Right pallet wrap can shrink waste and stretch budgets

Lindum Packaging specialises in the efficient use of transit packaging materials to maximise pallet stability and minimise environmental impact. Rick Sellars, business development manager, warns that neglecting pallet wrap can result in financial loss and increased waste.

OVER-wrapped pallets rarely make the news. They’re not visible to the increasingly waste-conscious consumer and, as long as products arrive intact, retailers are happy. But transit packaging, particularly stretch wrap, is an often overlooked and undervalued part of the packaging chain. 

As such, many businesses are missing an opportunity to improve performance, save money and reduce packaging waste by as much as 50%.

We regularly see three common mistakes which, if addressed, are opportunities for companies to quickly improve their performance and their profits.

One of the main errors is choosing stretch wrap in isolation, without considering the machinery it will be used with, or the products it will wrap. 

Rick Sellars

Since all products behave differently in transit, (for example, bottles of lemonade have more stability issues than packets of crisps), there is no ‘one size fits all’ solution. 

When buying wrap you need to ensure you’re buying the right film specification for the job and that it will work effectively with your wrapping machinery.

A second common issue is using far more wrap than is needed to ensure stability, resulting in huge volumes of unnecessary plastic waste. This stems from the fear that wrapping film will snap during transit, so it’s best to add another layer.

The opposite is in fact the case. Too often stretch wrap is not stretched far enough to ensure it reaches its optimum performance. This leaves stretch in the film meaning there is room for movement during transit, creating instability and leading to product damage. 

By using the right wrap at the right tension, a smaller amount of wrap will generate greater stability, reducing usage and cost.

A third mistake is not correctly calibrating the pallet wrapping machine with the wrap being used. 

Regularly reviewing the settings and ensuring they are correct is often a quick fix for reducing usage and waste.

These problems can often be solved simply by switching to a more appropriate and higher-quality wrapping material. 

Many businesses are using 23-micron film where, for example, a 10-micron Carestretch NANO film would be far more effective. Multi-layer nano materials can stretch up to 50% further without compromising strength or puncture resistance, and making the switch is usually a matter of making a simple adjustment to existing machinery.

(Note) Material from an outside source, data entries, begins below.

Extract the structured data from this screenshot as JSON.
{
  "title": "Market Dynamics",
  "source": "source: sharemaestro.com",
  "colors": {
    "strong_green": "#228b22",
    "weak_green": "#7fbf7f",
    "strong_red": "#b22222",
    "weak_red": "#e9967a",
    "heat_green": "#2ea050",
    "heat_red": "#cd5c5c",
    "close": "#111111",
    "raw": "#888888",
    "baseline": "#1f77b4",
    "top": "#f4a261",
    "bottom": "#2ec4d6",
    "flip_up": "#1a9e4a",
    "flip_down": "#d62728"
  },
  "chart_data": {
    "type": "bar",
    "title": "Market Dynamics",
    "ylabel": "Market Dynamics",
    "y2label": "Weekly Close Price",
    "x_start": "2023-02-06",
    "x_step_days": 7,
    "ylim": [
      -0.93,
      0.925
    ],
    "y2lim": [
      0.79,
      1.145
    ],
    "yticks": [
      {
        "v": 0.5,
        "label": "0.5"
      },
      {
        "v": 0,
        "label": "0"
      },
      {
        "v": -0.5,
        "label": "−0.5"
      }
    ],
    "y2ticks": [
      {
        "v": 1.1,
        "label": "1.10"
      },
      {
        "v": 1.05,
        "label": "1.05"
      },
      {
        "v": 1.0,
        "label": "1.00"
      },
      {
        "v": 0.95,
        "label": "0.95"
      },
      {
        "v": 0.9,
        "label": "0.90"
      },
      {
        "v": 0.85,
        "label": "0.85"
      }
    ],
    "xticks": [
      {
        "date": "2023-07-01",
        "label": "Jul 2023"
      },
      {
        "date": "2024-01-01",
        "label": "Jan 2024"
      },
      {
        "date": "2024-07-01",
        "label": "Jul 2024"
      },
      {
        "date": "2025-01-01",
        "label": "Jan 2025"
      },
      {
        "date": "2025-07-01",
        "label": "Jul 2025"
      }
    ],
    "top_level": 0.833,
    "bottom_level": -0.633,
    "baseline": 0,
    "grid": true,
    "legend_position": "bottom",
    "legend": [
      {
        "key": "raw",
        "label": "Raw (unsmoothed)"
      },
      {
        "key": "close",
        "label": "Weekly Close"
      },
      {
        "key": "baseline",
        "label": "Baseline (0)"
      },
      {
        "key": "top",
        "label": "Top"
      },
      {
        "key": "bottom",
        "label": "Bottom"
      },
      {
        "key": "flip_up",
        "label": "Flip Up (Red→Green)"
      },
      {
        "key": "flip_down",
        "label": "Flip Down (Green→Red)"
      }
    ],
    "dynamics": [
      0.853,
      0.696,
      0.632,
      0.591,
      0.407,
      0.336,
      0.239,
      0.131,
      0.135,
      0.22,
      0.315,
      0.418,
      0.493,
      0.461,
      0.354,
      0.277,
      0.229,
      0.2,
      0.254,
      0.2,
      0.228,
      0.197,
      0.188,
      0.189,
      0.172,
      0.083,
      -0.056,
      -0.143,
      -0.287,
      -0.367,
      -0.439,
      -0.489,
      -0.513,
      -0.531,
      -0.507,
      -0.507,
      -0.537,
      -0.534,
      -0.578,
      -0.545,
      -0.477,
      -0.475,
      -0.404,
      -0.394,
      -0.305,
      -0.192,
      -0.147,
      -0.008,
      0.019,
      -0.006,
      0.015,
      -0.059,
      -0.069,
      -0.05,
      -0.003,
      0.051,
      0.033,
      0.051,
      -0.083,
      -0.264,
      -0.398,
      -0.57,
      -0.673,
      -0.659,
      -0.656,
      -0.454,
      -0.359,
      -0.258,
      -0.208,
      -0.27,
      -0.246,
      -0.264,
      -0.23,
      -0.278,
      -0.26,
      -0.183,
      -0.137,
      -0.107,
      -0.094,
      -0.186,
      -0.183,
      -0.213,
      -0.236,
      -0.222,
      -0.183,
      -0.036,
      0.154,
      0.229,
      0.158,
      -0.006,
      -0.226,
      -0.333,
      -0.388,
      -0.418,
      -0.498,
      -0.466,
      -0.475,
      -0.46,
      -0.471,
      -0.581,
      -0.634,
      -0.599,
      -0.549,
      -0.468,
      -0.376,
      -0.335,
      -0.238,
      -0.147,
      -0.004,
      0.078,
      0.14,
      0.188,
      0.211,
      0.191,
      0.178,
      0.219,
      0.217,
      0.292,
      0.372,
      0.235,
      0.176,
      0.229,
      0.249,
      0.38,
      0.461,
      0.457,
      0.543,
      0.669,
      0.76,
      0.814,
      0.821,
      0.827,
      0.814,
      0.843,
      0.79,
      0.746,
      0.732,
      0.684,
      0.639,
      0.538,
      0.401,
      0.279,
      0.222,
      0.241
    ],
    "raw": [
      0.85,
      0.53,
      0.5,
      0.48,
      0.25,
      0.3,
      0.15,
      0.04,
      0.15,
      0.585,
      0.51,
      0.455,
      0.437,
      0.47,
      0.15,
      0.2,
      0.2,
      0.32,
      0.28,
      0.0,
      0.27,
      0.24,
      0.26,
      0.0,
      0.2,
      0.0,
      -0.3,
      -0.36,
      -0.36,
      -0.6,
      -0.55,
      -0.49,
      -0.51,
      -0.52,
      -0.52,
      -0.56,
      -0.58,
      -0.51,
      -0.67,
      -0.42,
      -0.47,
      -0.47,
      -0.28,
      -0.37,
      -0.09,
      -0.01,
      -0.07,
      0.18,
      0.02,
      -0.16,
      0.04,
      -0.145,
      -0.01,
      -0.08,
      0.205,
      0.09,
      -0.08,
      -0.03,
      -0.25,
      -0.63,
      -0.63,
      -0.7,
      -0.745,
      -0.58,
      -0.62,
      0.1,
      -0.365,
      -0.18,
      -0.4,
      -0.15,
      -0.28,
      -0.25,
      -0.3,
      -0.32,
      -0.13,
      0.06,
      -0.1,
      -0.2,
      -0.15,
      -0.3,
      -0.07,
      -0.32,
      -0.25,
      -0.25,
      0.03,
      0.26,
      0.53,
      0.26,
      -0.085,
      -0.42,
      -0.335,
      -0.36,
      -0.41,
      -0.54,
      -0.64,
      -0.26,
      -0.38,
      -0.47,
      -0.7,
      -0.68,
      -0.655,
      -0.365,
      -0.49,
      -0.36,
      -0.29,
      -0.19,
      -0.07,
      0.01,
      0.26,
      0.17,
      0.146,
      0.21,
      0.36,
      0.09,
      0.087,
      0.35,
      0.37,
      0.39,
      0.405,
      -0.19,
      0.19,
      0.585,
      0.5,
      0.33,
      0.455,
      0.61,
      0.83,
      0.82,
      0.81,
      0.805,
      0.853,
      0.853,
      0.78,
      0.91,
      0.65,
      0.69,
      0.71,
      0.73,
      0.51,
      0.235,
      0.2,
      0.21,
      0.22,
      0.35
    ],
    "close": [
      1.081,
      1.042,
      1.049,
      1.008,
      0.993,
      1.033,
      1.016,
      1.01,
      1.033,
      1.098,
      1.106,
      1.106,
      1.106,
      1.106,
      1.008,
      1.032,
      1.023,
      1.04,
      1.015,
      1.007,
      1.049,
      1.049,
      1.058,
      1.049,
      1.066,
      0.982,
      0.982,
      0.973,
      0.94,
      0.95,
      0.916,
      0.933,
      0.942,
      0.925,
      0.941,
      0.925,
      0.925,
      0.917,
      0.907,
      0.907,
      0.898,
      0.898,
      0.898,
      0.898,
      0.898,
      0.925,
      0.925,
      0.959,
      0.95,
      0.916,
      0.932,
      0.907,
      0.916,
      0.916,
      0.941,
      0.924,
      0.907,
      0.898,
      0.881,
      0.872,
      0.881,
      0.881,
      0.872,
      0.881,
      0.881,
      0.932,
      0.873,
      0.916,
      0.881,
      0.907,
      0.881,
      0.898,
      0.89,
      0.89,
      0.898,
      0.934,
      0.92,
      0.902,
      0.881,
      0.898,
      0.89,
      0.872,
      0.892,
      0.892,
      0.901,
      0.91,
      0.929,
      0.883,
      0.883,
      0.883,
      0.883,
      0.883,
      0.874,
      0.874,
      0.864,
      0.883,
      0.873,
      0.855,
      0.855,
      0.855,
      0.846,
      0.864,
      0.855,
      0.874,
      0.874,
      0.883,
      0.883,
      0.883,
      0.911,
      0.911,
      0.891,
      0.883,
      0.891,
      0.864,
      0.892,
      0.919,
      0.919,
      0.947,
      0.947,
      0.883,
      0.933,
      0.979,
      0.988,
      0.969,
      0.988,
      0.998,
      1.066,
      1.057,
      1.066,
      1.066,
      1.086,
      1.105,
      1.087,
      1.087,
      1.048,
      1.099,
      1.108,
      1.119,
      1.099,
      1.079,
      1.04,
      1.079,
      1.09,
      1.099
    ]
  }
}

While the price per kilo can be higher for these materials, the price per pallet wrapped is more economical because less is needed to provide the same level of protection as thicker wrap. 

While cost reduction is often a higher priority than plastic reduction, in this case they go hand-in-hand.

That’s what a frozen ready meal factory found when we were asked to assess its packaging processes. We identified both packaging waste and cost reduction as areas for improvement and after extensive testing recommended the use of Carestretch pallet wrapping film to reduce the amount of plastic required to wrap each pallet and increase stability.

The result was a 59% reduction in film used to wrap each pallet. 

Similarly, when we suggested an alternative wrapping film for a major confectionary manufacturer, it saw a 48.4% reduction in the amount of pallet wrap used. That equates to more than 14 tonnes less polythene being sent to landfill every year.

Additionally, the confectioner experienced less downtime in production, as the new material significantly reduced film breaks and snaps.

Although factories can be reluctant to make the change, especially if what they’re using seems to be working, the benefits of assessing the suitability of wrapping films far outweigh the convenience of maintaining the status quo. 

Since the discovery of polypropylene and the manufacturing of plastics for packaging purposes skyrocketing in the 1950s, the production of plastic has reached around 9.2 billion metric tonnes worldwide. Of this amount, approximately five billion metric tonnes have ended up as waste.

Switching pallet wrap may seem like a small change, but there are long term gains to be had for both the bottom line of businesses, the environment, your brand and corporate image.